● **Assigned task**
Each line below that carries the string "offset" must appear in the answer.

● **Records to process**
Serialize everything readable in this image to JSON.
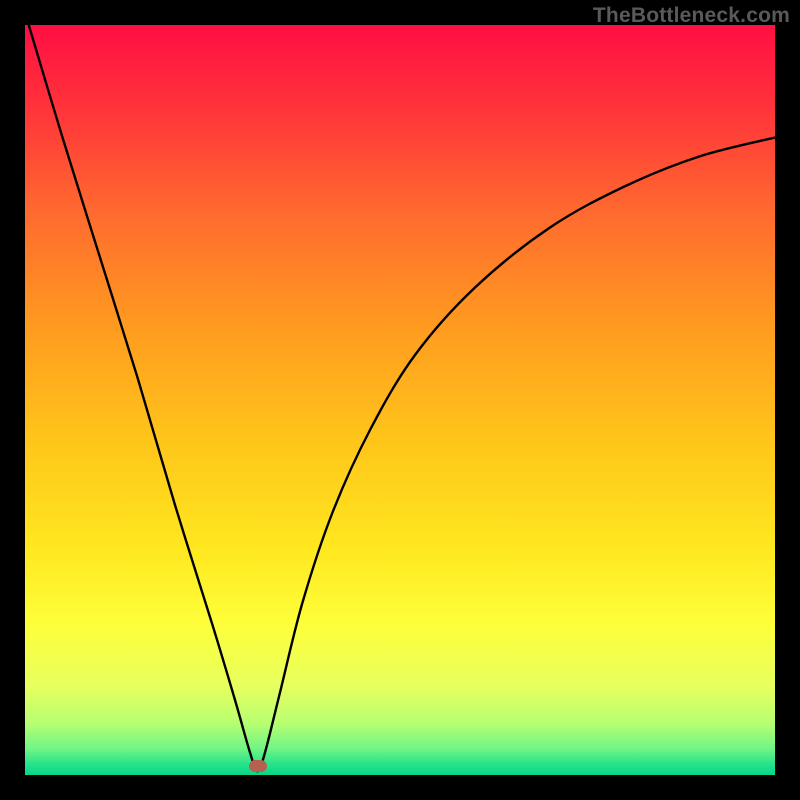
{
  "watermark": "TheBottleneck.com",
  "colors": {
    "frame": "#000000",
    "gradient_stops": [
      {
        "offset": 0.0,
        "color": "#ff0f43"
      },
      {
        "offset": 0.1,
        "color": "#ff2f3b"
      },
      {
        "offset": 0.25,
        "color": "#ff6a2f"
      },
      {
        "offset": 0.4,
        "color": "#ff9a1f"
      },
      {
        "offset": 0.55,
        "color": "#ffc41a"
      },
      {
        "offset": 0.7,
        "color": "#ffe81f"
      },
      {
        "offset": 0.8,
        "color": "#fdff3a"
      },
      {
        "offset": 0.88,
        "color": "#e8ff5e"
      },
      {
        "offset": 0.93,
        "color": "#b8ff70"
      },
      {
        "offset": 0.965,
        "color": "#70f585"
      },
      {
        "offset": 0.985,
        "color": "#28e38a"
      },
      {
        "offset": 1.0,
        "color": "#06d68a"
      }
    ],
    "curve": "#000000",
    "marker": "#b6604f"
  },
  "chart_data": {
    "type": "line",
    "title": "",
    "xlabel": "",
    "ylabel": "",
    "xlim": [
      0,
      100
    ],
    "ylim": [
      0,
      100
    ],
    "note": "V-shaped bottleneck curve: linear descent from top-left to a minimum near x≈31, then an asymptotic rise toward the right edge. Values are read from the plotted curve (y = 0 at bottom, 100 at top).",
    "minimum_x": 31,
    "marker": {
      "x": 31,
      "y": 1.2
    },
    "series": [
      {
        "name": "bottleneck-curve",
        "points": [
          {
            "x": 0.5,
            "y": 100
          },
          {
            "x": 5,
            "y": 85
          },
          {
            "x": 10,
            "y": 69
          },
          {
            "x": 15,
            "y": 53
          },
          {
            "x": 20,
            "y": 36
          },
          {
            "x": 25,
            "y": 20
          },
          {
            "x": 28,
            "y": 10
          },
          {
            "x": 30,
            "y": 3
          },
          {
            "x": 31,
            "y": 0.5
          },
          {
            "x": 32,
            "y": 3
          },
          {
            "x": 34,
            "y": 11
          },
          {
            "x": 37,
            "y": 23
          },
          {
            "x": 41,
            "y": 35
          },
          {
            "x": 46,
            "y": 46
          },
          {
            "x": 52,
            "y": 56
          },
          {
            "x": 60,
            "y": 65
          },
          {
            "x": 70,
            "y": 73
          },
          {
            "x": 80,
            "y": 78.5
          },
          {
            "x": 90,
            "y": 82.5
          },
          {
            "x": 100,
            "y": 85
          }
        ]
      }
    ]
  }
}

● **Result for this task**
        "offset": 0.0,
        "offset": 0.1,
        "offset": 0.25,
        "offset": 0.4,
        "offset": 0.55,
        "offset": 0.7,
        "offset": 0.8,
        "offset": 0.88,
        "offset": 0.93,
        "offset": 0.965,
        "offset": 0.985,
        "offset": 1.0,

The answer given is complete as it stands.